ACLU-NJ Sued After Receiving Partially Blacked-Out Public Record Regarding Grants for Automated License Plate Readers
NEWARK – A state appellate court today ruled (PDF) that the New Jersey Attorney General’s Division on Criminal Justice (DCJ) violated the Open Public Records Act (OPRA) when it blacked-out information (PDF) from a state grant application requested by the American Civil Liberties Union of New Jersey.
The court rejected the state’s position that records custodians could review documents line-by-line and redact information that they deemed irrelevant to the request.
“Records custodians are charged with providing public records when requested. This decision makes clear that the government may not use its own judgment to block the release of public information,” said ACLU-NJ Legal Director Ed Barocas. “Government agencies are only permitted to redact a document when the redactions are explicitly allowed by OPRA. In this case, the state never claimed the information was exempt but blacked out information anyway.”
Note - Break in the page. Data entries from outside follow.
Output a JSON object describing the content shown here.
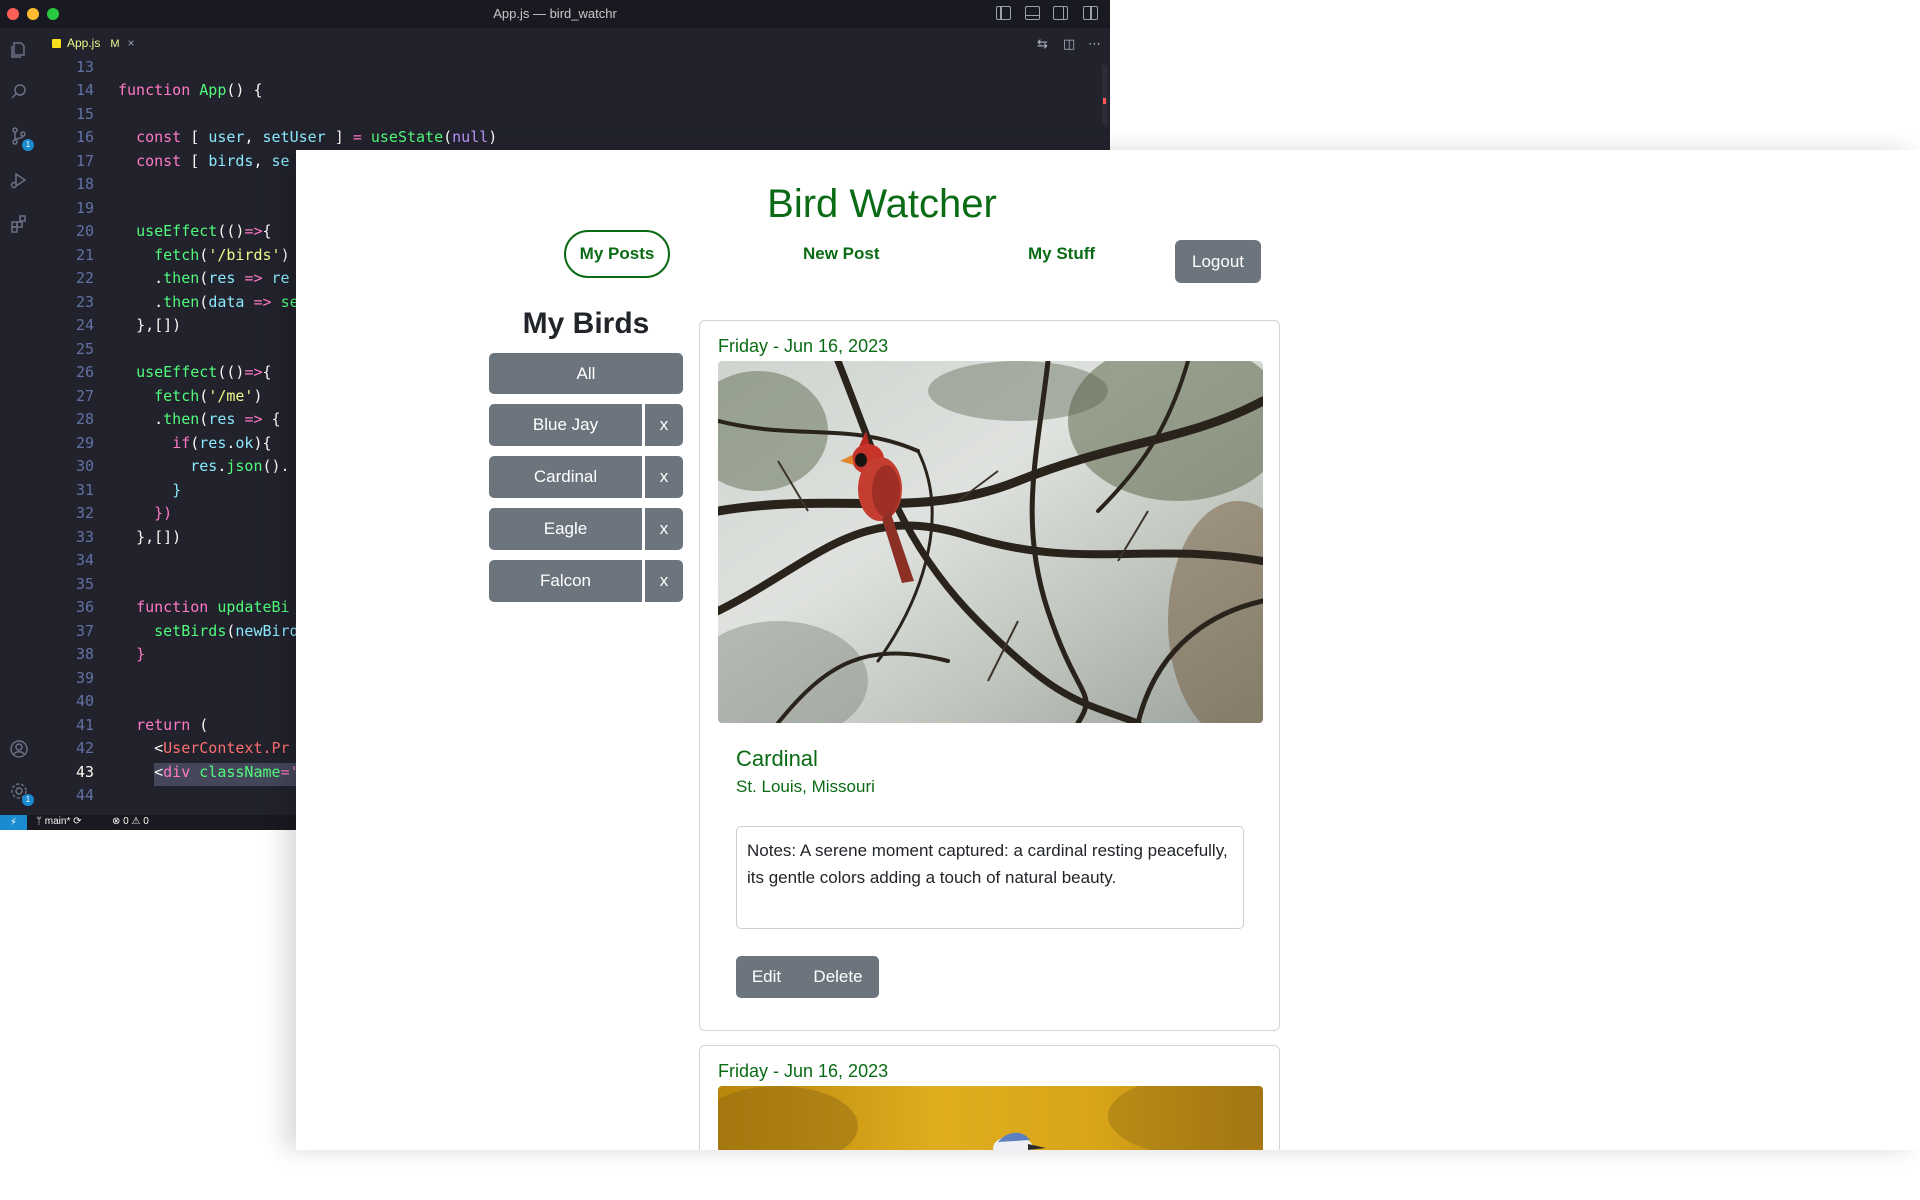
{
  "vscode": {
    "window_title": "App.js — bird_watchr",
    "tab": {
      "filename": "App.js",
      "modified_flag": "M",
      "close": "×"
    },
    "status": {
      "remote": "⚡",
      "branch": "main*",
      "sync": "⟳",
      "problems": "⊗ 0 ⚠ 0"
    },
    "activity_icons": [
      "explorer-icon",
      "search-icon",
      "source-control-icon",
      "run-debug-icon",
      "extensions-icon",
      "account-icon",
      "settings-gear-icon"
    ],
    "badges": {
      "source_control": "1",
      "settings": "1"
    },
    "code_lines": [
      {
        "n": "13",
        "code": ""
      },
      {
        "n": "14",
        "code": "function App() {"
      },
      {
        "n": "15",
        "code": ""
      },
      {
        "n": "16",
        "code": "const [ user, setUser ] = useState(null)"
      },
      {
        "n": "17",
        "code": "const [ birds, se"
      },
      {
        "n": "18",
        "code": ""
      },
      {
        "n": "19",
        "code": ""
      },
      {
        "n": "20",
        "code": "useEffect(()=>{"
      },
      {
        "n": "21",
        "code": "fetch('/birds')"
      },
      {
        "n": "22",
        "code": ".then(res => re"
      },
      {
        "n": "23",
        "code": ".then(data => se"
      },
      {
        "n": "24",
        "code": "},[])"
      },
      {
        "n": "25",
        "code": ""
      },
      {
        "n": "26",
        "code": "useEffect(()=>{"
      },
      {
        "n": "27",
        "code": "fetch('/me')"
      },
      {
        "n": "28",
        "code": ".then(res => {"
      },
      {
        "n": "29",
        "code": "if(res.ok){"
      },
      {
        "n": "30",
        "code": "res.json()."
      },
      {
        "n": "31",
        "code": "}"
      },
      {
        "n": "32",
        "code": "})"
      },
      {
        "n": "33",
        "code": "},[])"
      },
      {
        "n": "34",
        "code": ""
      },
      {
        "n": "35",
        "code": ""
      },
      {
        "n": "36",
        "code": "function updateBi"
      },
      {
        "n": "37",
        "code": "setBirds(newBird"
      },
      {
        "n": "38",
        "code": "}"
      },
      {
        "n": "39",
        "code": ""
      },
      {
        "n": "40",
        "code": ""
      },
      {
        "n": "41",
        "code": "return ("
      },
      {
        "n": "42",
        "code": "<UserContext.Pr"
      },
      {
        "n": "43",
        "code": "<div className='"
      },
      {
        "n": "44",
        "code": ""
      }
    ]
  },
  "app": {
    "title": "Bird Watcher",
    "nav": {
      "my_posts": "My Posts",
      "new_post": "New Post",
      "my_stuff": "My Stuff",
      "logout": "Logout"
    },
    "sidebar": {
      "title": "My Birds",
      "all_label": "All",
      "remove_label": "x",
      "birds": [
        "Blue Jay",
        "Cardinal",
        "Eagle",
        "Falcon"
      ]
    },
    "posts": [
      {
        "date": "Friday - Jun 16, 2023",
        "species": "Cardinal",
        "location": "St. Louis, Missouri",
        "notes": "Notes: A serene moment captured: a cardinal resting peacefully, its gentle colors adding a touch of natural beauty.",
        "edit_label": "Edit",
        "delete_label": "Delete"
      },
      {
        "date": "Friday - Jun 16, 2023"
      }
    ],
    "colors": {
      "brand_green": "#0a6b14",
      "button_gray": "#6c757d"
    }
  }
}
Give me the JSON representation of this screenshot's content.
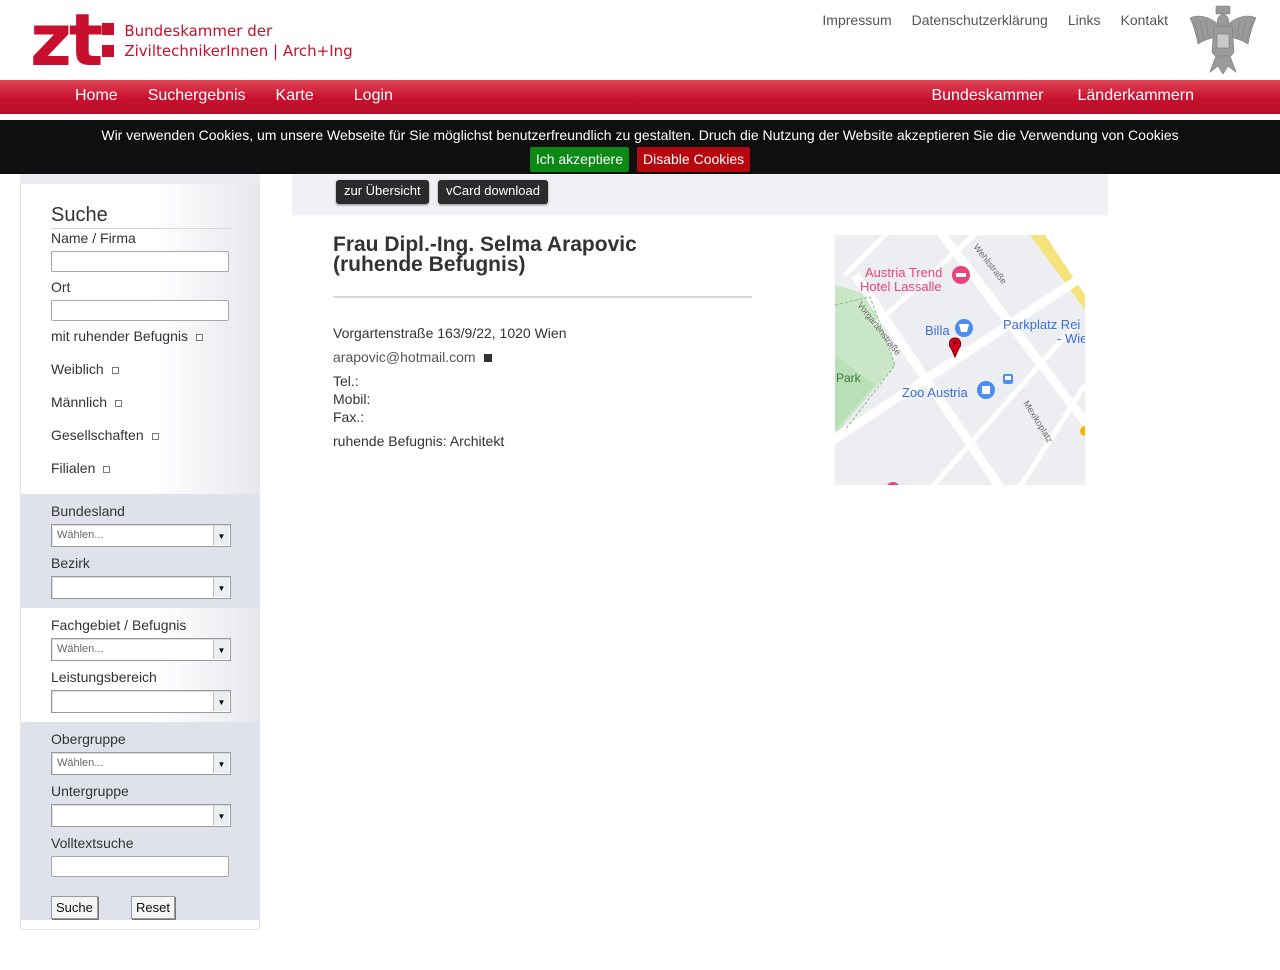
{
  "header": {
    "logo_mark": "zt",
    "logo_line1": "Bundeskammer der",
    "logo_line2": "ZiviltechnikerInnen | Arch+Ing",
    "top_links": [
      "Impressum",
      "Datenschutzerklärung",
      "Links",
      "Kontakt"
    ]
  },
  "nav": {
    "left": [
      "Home",
      "Suchergebnis",
      "Karte",
      "Login"
    ],
    "right": [
      "Bundeskammer",
      "Länderkammern"
    ]
  },
  "cookie": {
    "text": "Wir verwenden Cookies, um unsere Webseite für Sie möglichst benutzerfreundlich zu gestalten. Druch die Nutzung der Website akzeptieren Sie die Verwendung von Cookies",
    "accept_label": "Ich akzeptiere",
    "disable_label": "Disable Cookies"
  },
  "sidebar": {
    "title": "Suche",
    "name_label": "Name / Firma",
    "name_value": "",
    "ort_label": "Ort",
    "ort_value": "",
    "check_ruhend": "mit ruhender Befugnis",
    "check_weiblich": "Weiblich",
    "check_maennlich": "Männlich",
    "check_gesellschaften": "Gesellschaften",
    "check_filialen": "Filialen",
    "bundesland_label": "Bundesland",
    "bundesland_value": "Wählen...",
    "bezirk_label": "Bezirk",
    "bezirk_value": "",
    "fachgebiet_label": "Fachgebiet / Befugnis",
    "fachgebiet_value": "Wählen...",
    "leistung_label": "Leistungsbereich",
    "leistung_value": "",
    "obergruppe_label": "Obergruppe",
    "obergruppe_value": "Wählen...",
    "untergruppe_label": "Untergruppe",
    "untergruppe_value": "",
    "volltext_label": "Volltextsuche",
    "volltext_value": "",
    "search_button": "Suche",
    "reset_button": "Reset"
  },
  "toolbar": {
    "overview_button": "zur Übersicht",
    "vcard_button": "vCard download"
  },
  "person": {
    "name_line1": "Frau Dipl.-Ing. Selma Arapovic",
    "name_line2": "(ruhende Befugnis)",
    "address": "Vorgartenstraße 163/9/22, 1020 Wien",
    "email": "arapovic@hotmail.com",
    "tel_label": "Tel.:",
    "mobil_label": "Mobil:",
    "fax_label": "Fax.:",
    "status": "ruhende Befugnis: Architekt"
  },
  "map": {
    "labels": {
      "hotel_line1": "Austria Trend",
      "hotel_line2": "Hotel Lassalle",
      "billa": "Billa",
      "parkplatz_line1": "Parkplatz Rei",
      "parkplatz_line2": "- Wie",
      "park": "Park",
      "zoo": "Zoo Austria",
      "street_vorgarten": "Vorgartenstraße",
      "street_wehli": "Wehlistraße",
      "street_mexiko": "Mexikoplatz"
    },
    "colors": {
      "poi_pink": "#e8437a",
      "poi_blue": "#4b8ef0",
      "park_green": "#c9e7c7",
      "marker_red": "#d9001b"
    }
  }
}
On July 30, 2012, as part of a national ACLU effort to learn more about Automated License Plate Readers (ALPRs), surveillance technology that is designed to track the movements of every passing driver, the ACLU-NJ requested public records from several municipalities and the DCJ. Among other things, the ACLU-NJ sought training materials, policies and records of all federal funds sought or received for ALPRs.
The DCJ responded by sending 79 pages of redacted documents, including certain pages of a grant application that were completely blacked-out. It also redacted information line-by-line that it deemed irrelevant to the request, including blacking out other items (PDF) for which funding was requested or received.
The ACLU-NJ initially filed the lawsuit against the DCJ in October, 2012.
In siding with the ACLU-NJ, the court emphasized that records custodians are not empowered to subjectively decide what information within a public document can be disclosed. It found “no legal support” for a policy that allowed custodians to determine what is relevant and “what information contained in this same document will be withheld from the public, based only on the custodian's notion of relevancy.”
The Appellate Division also rejected the idea that a requestor should have to make a second request or negotiate with a custodian for the information before challenging the denial of access in court.
“From this point forward, once documents are identified as part of a request, an agency must either provide the entire document or ask the requestor if they would rather have only parts of the document, but it cannot redact parts of the document unless there is a legal exemption allowing them to do so,” said Barocas. “And in this case, it’s not as if they were saving time and money by withholding parts of the document. They went line by line, paragraph by paragraph to black things out.”
As a result of these and nationwide ALPR public records requests, the national ACLU issued “You Are Being Tracked” a report documenting the proliferation ALPRs. The report found that ALPRs collect vast quantities of data on innocent people and pose serious privacy risks.
Though many of the jurisdictions examined in the report keep ALPR data for a year or less, the report noted that New Jersey jurisdictions are required to keep ALPR data for 5 years.
ALPR cameras are mounted on patrol cars or on stationary objects along roads that snap a photograph of every license plate that enters their fields of view. Typically, each photo is time, date, and GPS-stamped then stored, and sent to a database, which provides an alert to a patrol officer whenever a match or “hit” appears. The report and responses to the records requests are available at www.aclu.org/alpr.
The case is captioned: ACLU-NJ v. Division of Criminal Justice. Former ACLU-NJ Open Governance Fellow Tom MacLeod served as lead counsel and argued the case before the court.